• Requirement
Print the listing below exactly, minus its pictures.

• Records for the task
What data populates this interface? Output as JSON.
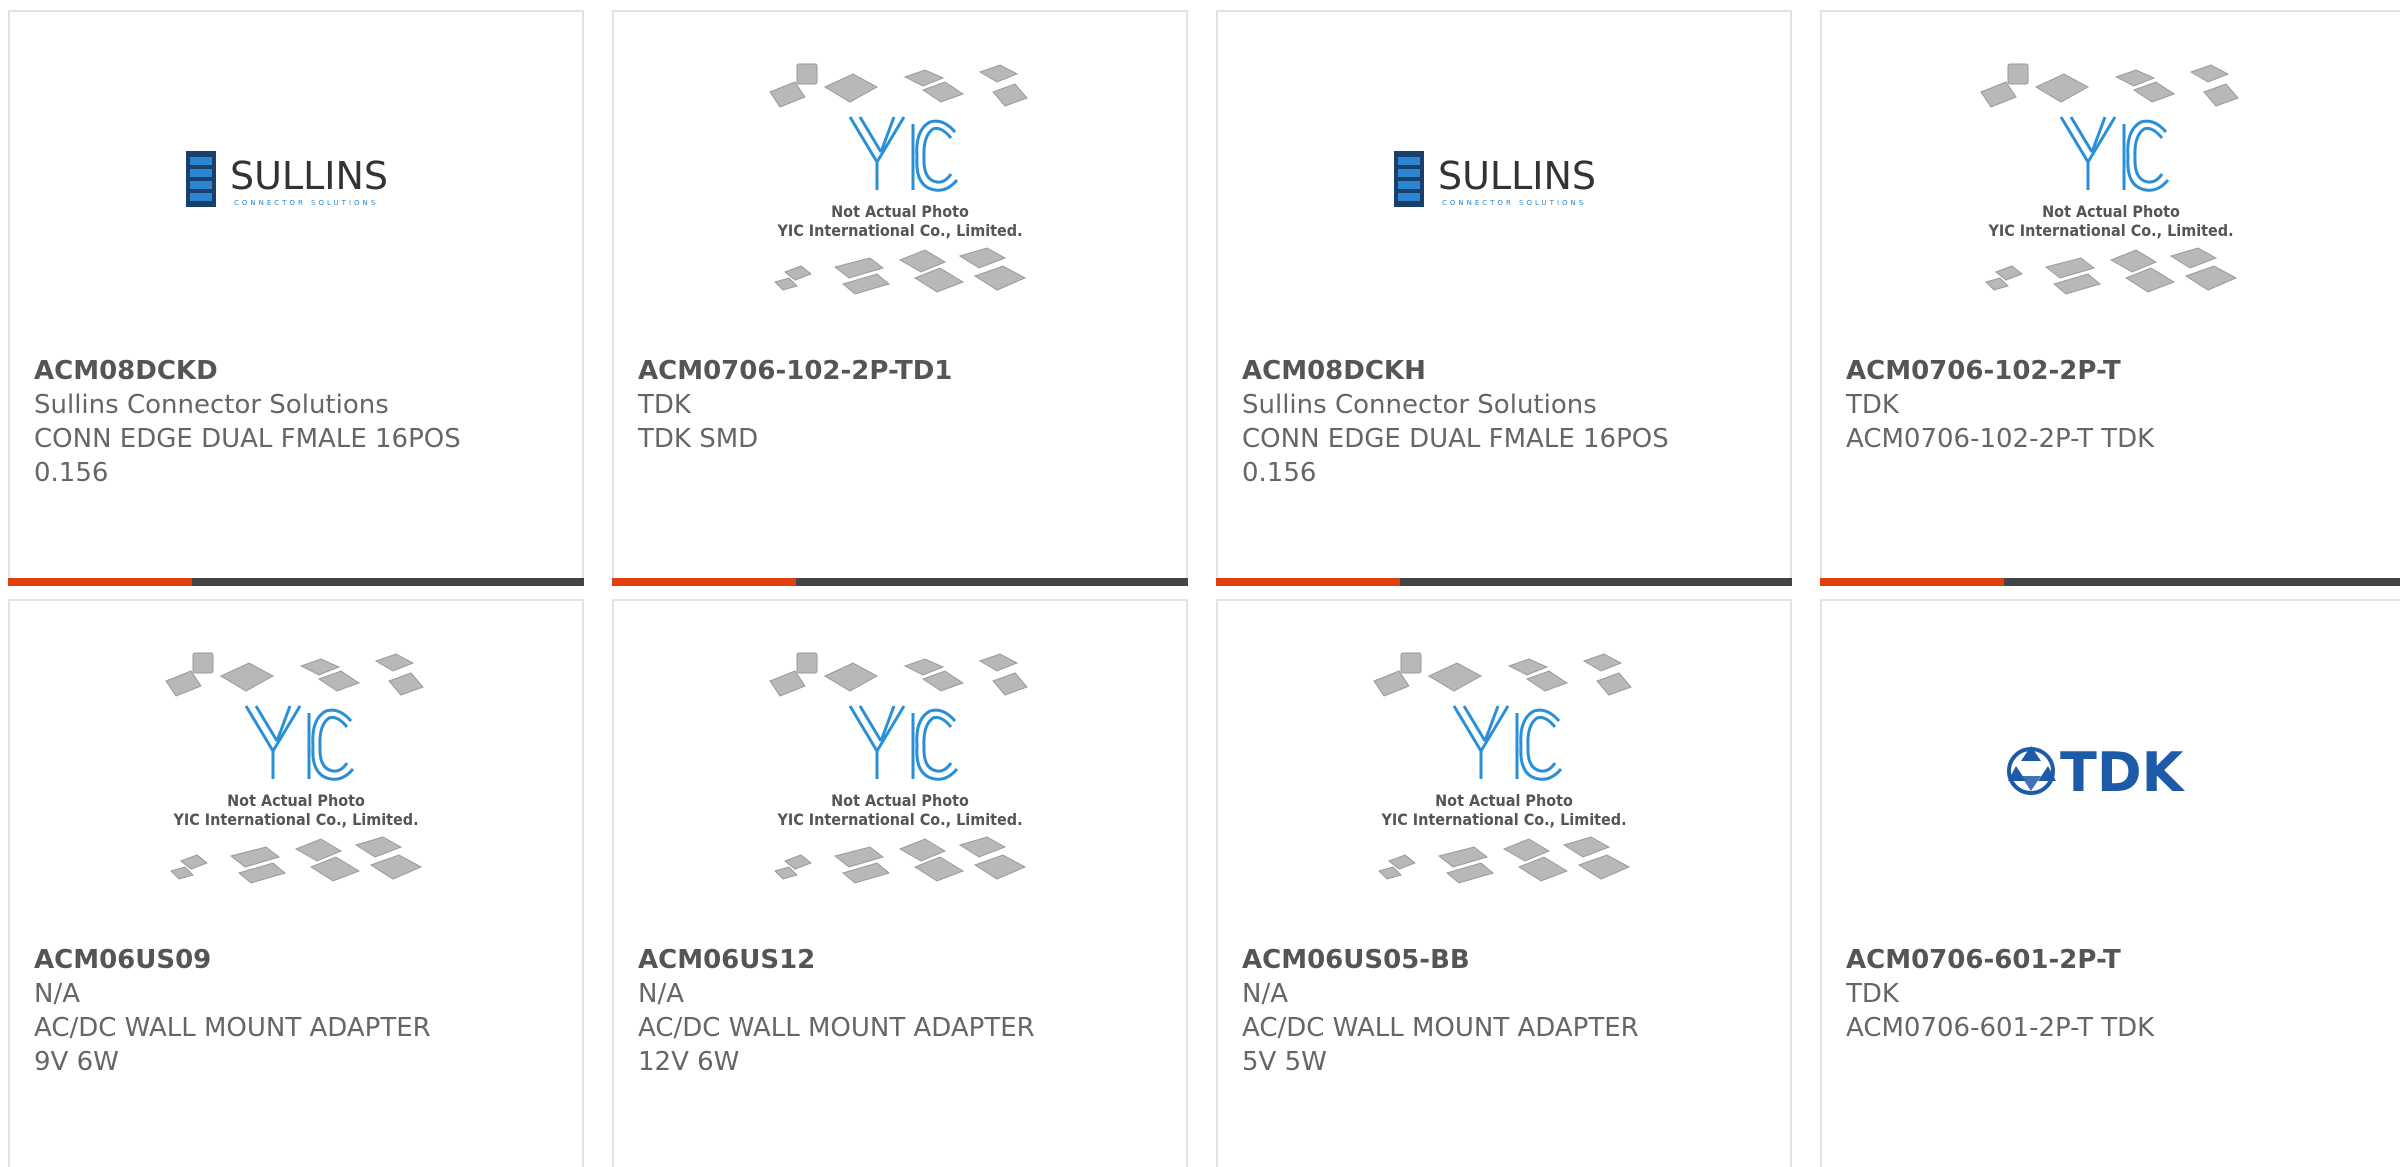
{
  "logo_text": {
    "sullins": "SULLINS",
    "sullins_sub": "CONNECTOR SOLUTIONS",
    "yic_line1": "Not Actual Photo",
    "yic_line2": "YIC International Co., Limited.",
    "tdk": "TDK"
  },
  "colors": {
    "accent": "#e0400e",
    "bar": "#444444",
    "sullins_blue": "#1a6fb5",
    "tdk_blue": "#1d5aa8",
    "yic_blue": "#2a8fd6"
  },
  "products": [
    {
      "image": "sullins-logo",
      "part_number": "ACM08DCKD",
      "manufacturer": "Sullins Connector Solutions",
      "desc1": "CONN EDGE DUAL FMALE 16POS",
      "desc2": "0.156"
    },
    {
      "image": "yic-placeholder",
      "part_number": "ACM0706-102-2P-TD1",
      "manufacturer": "TDK",
      "desc1": "TDK SMD",
      "desc2": ""
    },
    {
      "image": "sullins-logo",
      "part_number": "ACM08DCKH",
      "manufacturer": "Sullins Connector Solutions",
      "desc1": "CONN EDGE DUAL FMALE 16POS",
      "desc2": "0.156"
    },
    {
      "image": "yic-placeholder",
      "part_number": "ACM0706-102-2P-T",
      "manufacturer": "TDK",
      "desc1": "ACM0706-102-2P-T TDK",
      "desc2": ""
    },
    {
      "image": "yic-placeholder",
      "part_number": "ACM06US09",
      "manufacturer": "N/A",
      "desc1": "AC/DC WALL MOUNT ADAPTER",
      "desc2": "9V 6W"
    },
    {
      "image": "yic-placeholder",
      "part_number": "ACM06US12",
      "manufacturer": "N/A",
      "desc1": "AC/DC WALL MOUNT ADAPTER",
      "desc2": "12V 6W"
    },
    {
      "image": "yic-placeholder",
      "part_number": "ACM06US05-BB",
      "manufacturer": "N/A",
      "desc1": "AC/DC WALL MOUNT ADAPTER",
      "desc2": "5V 5W"
    },
    {
      "image": "tdk-logo",
      "part_number": "ACM0706-601-2P-T",
      "manufacturer": "TDK",
      "desc1": "ACM0706-601-2P-T TDK",
      "desc2": ""
    }
  ]
}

• Exercise result
What data populates this interface? Output as JSON.
{
  "logo_text": {
    "sullins": "SULLINS",
    "sullins_sub": "CONNECTOR SOLUTIONS",
    "yic_line1": "Not Actual Photo",
    "yic_line2": "YIC International Co., Limited.",
    "tdk": "TDK"
  },
  "colors": {
    "accent": "#e0400e",
    "bar": "#444444",
    "sullins_blue": "#1a6fb5",
    "tdk_blue": "#1d5aa8",
    "yic_blue": "#2a8fd6"
  },
  "products": [
    {
      "image": "sullins-logo",
      "part_number": "ACM08DCKD",
      "manufacturer": "Sullins Connector Solutions",
      "desc1": "CONN EDGE DUAL FMALE 16POS",
      "desc2": "0.156"
    },
    {
      "image": "yic-placeholder",
      "part_number": "ACM0706-102-2P-TD1",
      "manufacturer": "TDK",
      "desc1": "TDK SMD",
      "desc2": ""
    },
    {
      "image": "sullins-logo",
      "part_number": "ACM08DCKH",
      "manufacturer": "Sullins Connector Solutions",
      "desc1": "CONN EDGE DUAL FMALE 16POS",
      "desc2": "0.156"
    },
    {
      "image": "yic-placeholder",
      "part_number": "ACM0706-102-2P-T",
      "manufacturer": "TDK",
      "desc1": "ACM0706-102-2P-T TDK",
      "desc2": ""
    },
    {
      "image": "yic-placeholder",
      "part_number": "ACM06US09",
      "manufacturer": "N/A",
      "desc1": "AC/DC WALL MOUNT ADAPTER",
      "desc2": "9V 6W"
    },
    {
      "image": "yic-placeholder",
      "part_number": "ACM06US12",
      "manufacturer": "N/A",
      "desc1": "AC/DC WALL MOUNT ADAPTER",
      "desc2": "12V 6W"
    },
    {
      "image": "yic-placeholder",
      "part_number": "ACM06US05-BB",
      "manufacturer": "N/A",
      "desc1": "AC/DC WALL MOUNT ADAPTER",
      "desc2": "5V 5W"
    },
    {
      "image": "tdk-logo",
      "part_number": "ACM0706-601-2P-T",
      "manufacturer": "TDK",
      "desc1": "ACM0706-601-2P-T TDK",
      "desc2": ""
    }
  ]
}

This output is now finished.